======== AVAILABLE DATA
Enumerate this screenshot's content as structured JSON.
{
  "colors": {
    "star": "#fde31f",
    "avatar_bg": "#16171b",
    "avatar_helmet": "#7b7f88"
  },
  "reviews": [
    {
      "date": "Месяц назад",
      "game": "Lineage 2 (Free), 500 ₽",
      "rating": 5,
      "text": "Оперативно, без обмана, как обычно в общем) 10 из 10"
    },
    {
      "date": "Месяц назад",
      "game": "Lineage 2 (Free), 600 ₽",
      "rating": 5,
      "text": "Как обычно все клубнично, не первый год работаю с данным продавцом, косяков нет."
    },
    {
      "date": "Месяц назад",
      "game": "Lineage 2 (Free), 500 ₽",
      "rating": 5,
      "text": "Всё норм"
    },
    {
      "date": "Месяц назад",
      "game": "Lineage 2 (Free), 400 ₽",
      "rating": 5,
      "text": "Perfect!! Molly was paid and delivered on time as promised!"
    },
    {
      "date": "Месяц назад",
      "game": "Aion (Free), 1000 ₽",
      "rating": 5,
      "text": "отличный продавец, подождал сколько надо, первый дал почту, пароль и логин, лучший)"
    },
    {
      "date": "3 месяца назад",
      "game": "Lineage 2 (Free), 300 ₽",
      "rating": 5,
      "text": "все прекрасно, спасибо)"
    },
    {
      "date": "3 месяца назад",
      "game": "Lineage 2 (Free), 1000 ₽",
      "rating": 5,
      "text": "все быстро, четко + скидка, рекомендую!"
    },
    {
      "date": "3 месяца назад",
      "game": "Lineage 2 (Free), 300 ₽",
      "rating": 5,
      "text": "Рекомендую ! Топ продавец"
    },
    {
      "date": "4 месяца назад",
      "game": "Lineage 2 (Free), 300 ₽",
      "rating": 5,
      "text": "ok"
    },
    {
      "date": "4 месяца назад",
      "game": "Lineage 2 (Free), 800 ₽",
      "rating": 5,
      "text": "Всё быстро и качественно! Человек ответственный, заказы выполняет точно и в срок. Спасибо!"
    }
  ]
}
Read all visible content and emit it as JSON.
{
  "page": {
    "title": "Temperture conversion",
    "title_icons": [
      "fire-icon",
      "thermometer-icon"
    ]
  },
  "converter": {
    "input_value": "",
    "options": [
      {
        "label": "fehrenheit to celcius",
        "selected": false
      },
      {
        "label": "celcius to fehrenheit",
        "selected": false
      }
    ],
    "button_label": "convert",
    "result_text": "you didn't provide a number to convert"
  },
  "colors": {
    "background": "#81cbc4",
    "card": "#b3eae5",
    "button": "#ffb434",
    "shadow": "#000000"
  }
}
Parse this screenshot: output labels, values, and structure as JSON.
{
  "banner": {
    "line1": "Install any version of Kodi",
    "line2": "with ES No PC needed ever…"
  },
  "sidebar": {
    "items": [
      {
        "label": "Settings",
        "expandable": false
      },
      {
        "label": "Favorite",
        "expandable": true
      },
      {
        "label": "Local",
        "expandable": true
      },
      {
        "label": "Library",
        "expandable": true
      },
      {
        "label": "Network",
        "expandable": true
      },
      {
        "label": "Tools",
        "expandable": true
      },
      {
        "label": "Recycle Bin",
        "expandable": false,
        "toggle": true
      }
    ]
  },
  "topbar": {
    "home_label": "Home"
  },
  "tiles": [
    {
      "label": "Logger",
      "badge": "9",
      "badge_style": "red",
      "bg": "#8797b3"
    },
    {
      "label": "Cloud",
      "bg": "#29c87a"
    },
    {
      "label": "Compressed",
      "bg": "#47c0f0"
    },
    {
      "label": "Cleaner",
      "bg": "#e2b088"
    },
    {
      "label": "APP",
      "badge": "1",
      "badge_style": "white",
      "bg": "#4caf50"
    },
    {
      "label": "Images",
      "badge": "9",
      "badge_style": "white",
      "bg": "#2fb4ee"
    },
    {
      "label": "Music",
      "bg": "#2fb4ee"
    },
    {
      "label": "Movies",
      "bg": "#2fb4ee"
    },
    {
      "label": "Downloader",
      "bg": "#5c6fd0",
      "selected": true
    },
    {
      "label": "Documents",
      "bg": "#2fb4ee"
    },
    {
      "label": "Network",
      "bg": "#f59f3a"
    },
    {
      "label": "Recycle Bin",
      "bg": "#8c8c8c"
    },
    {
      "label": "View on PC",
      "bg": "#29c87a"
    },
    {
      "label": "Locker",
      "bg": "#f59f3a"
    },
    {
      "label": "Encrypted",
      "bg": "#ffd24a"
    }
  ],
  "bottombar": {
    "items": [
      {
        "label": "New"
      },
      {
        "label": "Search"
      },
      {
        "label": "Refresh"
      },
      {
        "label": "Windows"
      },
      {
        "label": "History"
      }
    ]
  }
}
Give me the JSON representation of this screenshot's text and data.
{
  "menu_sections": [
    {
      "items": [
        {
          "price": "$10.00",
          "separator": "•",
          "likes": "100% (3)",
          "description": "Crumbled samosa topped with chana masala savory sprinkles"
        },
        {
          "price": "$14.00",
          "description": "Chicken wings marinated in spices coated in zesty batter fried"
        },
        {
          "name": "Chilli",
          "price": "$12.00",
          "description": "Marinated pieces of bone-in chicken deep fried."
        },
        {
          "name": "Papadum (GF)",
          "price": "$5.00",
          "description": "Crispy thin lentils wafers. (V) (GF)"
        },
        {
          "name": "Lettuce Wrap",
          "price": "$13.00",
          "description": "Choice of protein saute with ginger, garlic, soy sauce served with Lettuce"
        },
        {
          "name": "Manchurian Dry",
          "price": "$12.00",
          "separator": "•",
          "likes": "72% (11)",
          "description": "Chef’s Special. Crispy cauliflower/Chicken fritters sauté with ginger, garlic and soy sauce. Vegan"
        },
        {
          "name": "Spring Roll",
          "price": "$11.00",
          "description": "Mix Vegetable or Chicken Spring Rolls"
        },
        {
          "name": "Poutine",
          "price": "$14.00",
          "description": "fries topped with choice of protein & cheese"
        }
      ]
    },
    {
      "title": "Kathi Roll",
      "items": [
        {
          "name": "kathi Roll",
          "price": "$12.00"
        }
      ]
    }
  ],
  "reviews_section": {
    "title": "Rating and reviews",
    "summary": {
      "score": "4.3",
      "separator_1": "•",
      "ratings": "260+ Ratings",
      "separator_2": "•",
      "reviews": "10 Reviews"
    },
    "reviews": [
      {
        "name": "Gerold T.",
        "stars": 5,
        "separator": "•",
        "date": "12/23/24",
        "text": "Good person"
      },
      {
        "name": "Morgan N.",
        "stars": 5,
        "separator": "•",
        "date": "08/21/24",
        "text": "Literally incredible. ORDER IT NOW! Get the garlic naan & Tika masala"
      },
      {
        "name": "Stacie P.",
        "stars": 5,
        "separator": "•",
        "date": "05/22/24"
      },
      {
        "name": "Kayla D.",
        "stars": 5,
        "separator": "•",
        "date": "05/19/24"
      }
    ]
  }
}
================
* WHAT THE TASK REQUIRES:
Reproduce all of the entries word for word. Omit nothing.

* RESULT:
Enumerate this screenshot's content as structured JSON.
{
  "colors": {
    "star": "#fde31f",
    "avatar_bg": "#16171b",
    "avatar_helmet": "#7b7f88"
  },
  "reviews": [
    {
      "date": "Месяц назад",
      "game": "Lineage 2 (Free), 500 ₽",
      "rating": 5,
      "text": "Оперативно, без обмана, как обычно в общем) 10 из 10"
    },
    {
      "date": "Месяц назад",
      "game": "Lineage 2 (Free), 600 ₽",
      "rating": 5,
      "text": "Как обычно все клубнично, не первый год работаю с данным продавцом, косяков нет."
    },
    {
      "date": "Месяц назад",
      "game": "Lineage 2 (Free), 500 ₽",
      "rating": 5,
      "text": "Всё норм"
    },
    {
      "date": "Месяц назад",
      "game": "Lineage 2 (Free), 400 ₽",
      "rating": 5,
      "text": "Perfect!! Molly was paid and delivered on time as promised!"
    },
    {
      "date": "Месяц назад",
      "game": "Aion (Free), 1000 ₽",
      "rating": 5,
      "text": "отличный продавец, подождал сколько надо, первый дал почту, пароль и логин, лучший)"
    },
    {
      "date": "3 месяца назад",
      "game": "Lineage 2 (Free), 300 ₽",
      "rating": 5,
      "text": "все прекрасно, спасибо)"
    },
    {
      "date": "3 месяца назад",
      "game": "Lineage 2 (Free), 1000 ₽",
      "rating": 5,
      "text": "все быстро, четко + скидка, рекомендую!"
    },
    {
      "date": "3 месяца назад",
      "game": "Lineage 2 (Free), 300 ₽",
      "rating": 5,
      "text": "Рекомендую ! Топ продавец"
    },
    {
      "date": "4 месяца назад",
      "game": "Lineage 2 (Free), 300 ₽",
      "rating": 5,
      "text": "ok"
    },
    {
      "date": "4 месяца назад",
      "game": "Lineage 2 (Free), 800 ₽",
      "rating": 5,
      "text": "Всё быстро и качественно! Человек ответственный, заказы выполняет точно и в срок. Спасибо!"
    }
  ]
}
Read all visible content and emit it as JSON.
{
  "page": {
    "title": "Temperture conversion",
    "title_icons": [
      "fire-icon",
      "thermometer-icon"
    ]
  },
  "converter": {
    "input_value": "",
    "options": [
      {
        "label": "fehrenheit to celcius",
        "selected": false
      },
      {
        "label": "celcius to fehrenheit",
        "selected": false
      }
    ],
    "button_label": "convert",
    "result_text": "you didn't provide a number to convert"
  },
  "colors": {
    "background": "#81cbc4",
    "card": "#b3eae5",
    "button": "#ffb434",
    "shadow": "#000000"
  }
}
Parse this screenshot: output labels, values, and structure as JSON.
{
  "banner": {
    "line1": "Install any version of Kodi",
    "line2": "with ES No PC needed ever…"
  },
  "sidebar": {
    "items": [
      {
        "label": "Settings",
        "expandable": false
      },
      {
        "label": "Favorite",
        "expandable": true
      },
      {
        "label": "Local",
        "expandable": true
      },
      {
        "label": "Library",
        "expandable": true
      },
      {
        "label": "Network",
        "expandable": true
      },
      {
        "label": "Tools",
        "expandable": true
      },
      {
        "label": "Recycle Bin",
        "expandable": false,
        "toggle": true
      }
    ]
  },
  "topbar": {
    "home_label": "Home"
  },
  "tiles": [
    {
      "label": "Logger",
      "badge": "9",
      "badge_style": "red",
      "bg": "#8797b3"
    },
    {
      "label": "Cloud",
      "bg": "#29c87a"
    },
    {
      "label": "Compressed",
      "bg": "#47c0f0"
    },
    {
      "label": "Cleaner",
      "bg": "#e2b088"
    },
    {
      "label": "APP",
      "badge": "1",
      "badge_style": "white",
      "bg": "#4caf50"
    },
    {
      "label": "Images",
      "badge": "9",
      "badge_style": "white",
      "bg": "#2fb4ee"
    },
    {
      "label": "Music",
      "bg": "#2fb4ee"
    },
    {
      "label": "Movies",
      "bg": "#2fb4ee"
    },
    {
      "label": "Downloader",
      "bg": "#5c6fd0",
      "selected": true
    },
    {
      "label": "Documents",
      "bg": "#2fb4ee"
    },
    {
      "label": "Network",
      "bg": "#f59f3a"
    },
    {
      "label": "Recycle Bin",
      "bg": "#8c8c8c"
    },
    {
      "label": "View on PC",
      "bg": "#29c87a"
    },
    {
      "label": "Locker",
      "bg": "#f59f3a"
    },
    {
      "label": "Encrypted",
      "bg": "#ffd24a"
    }
  ],
  "bottombar": {
    "items": [
      {
        "label": "New"
      },
      {
        "label": "Search"
      },
      {
        "label": "Refresh"
      },
      {
        "label": "Windows"
      },
      {
        "label": "History"
      }
    ]
  }
}
Give me the JSON representation of this screenshot's text and data.
{
  "menu_sections": [
    {
      "items": [
        {
          "price": "$10.00",
          "separator": "•",
          "likes": "100% (3)",
          "description": "Crumbled samosa topped with chana masala savory sprinkles"
        },
        {
          "price": "$14.00",
          "description": "Chicken wings marinated in spices coated in zesty batter fried"
        },
        {
          "name": "Chilli",
          "price": "$12.00",
          "description": "Marinated pieces of bone-in chicken deep fried."
        },
        {
          "name": "Papadum (GF)",
          "price": "$5.00",
          "description": "Crispy thin lentils wafers. (V) (GF)"
        },
        {
          "name": "Lettuce Wrap",
          "price": "$13.00",
          "description": "Choice of protein saute with ginger, garlic, soy sauce served with Lettuce"
        },
        {
          "name": "Manchurian Dry",
          "price": "$12.00",
          "separator": "•",
          "likes": "72% (11)",
          "description": "Chef’s Special. Crispy cauliflower/Chicken fritters sauté with ginger, garlic and soy sauce. Vegan"
        },
        {
          "name": "Spring Roll",
          "price": "$11.00",
          "description": "Mix Vegetable or Chicken Spring Rolls"
        },
        {
          "name": "Poutine",
          "price": "$14.00",
          "description": "fries topped with choice of protein & cheese"
        }
      ]
    },
    {
      "title": "Kathi Roll",
      "items": [
        {
          "name": "kathi Roll",
          "price": "$12.00"
        }
      ]
    }
  ],
  "reviews_section": {
    "title": "Rating and reviews",
    "summary": {
      "score": "4.3",
      "separator_1": "•",
      "ratings": "260+ Ratings",
      "separator_2": "•",
      "reviews": "10 Reviews"
    },
    "reviews": [
      {
        "name": "Gerold T.",
        "stars": 5,
        "separator": "•",
        "date": "12/23/24",
        "text": "Good person"
      },
      {
        "name": "Morgan N.",
        "stars": 5,
        "separator": "•",
        "date": "08/21/24",
        "text": "Literally incredible. ORDER IT NOW! Get the garlic naan & Tika masala"
      },
      {
        "name": "Stacie P.",
        "stars": 5,
        "separator": "•",
        "date": "05/22/24"
      },
      {
        "name": "Kayla D.",
        "stars": 5,
        "separator": "•",
        "date": "05/19/24"
      }
    ]
  }
}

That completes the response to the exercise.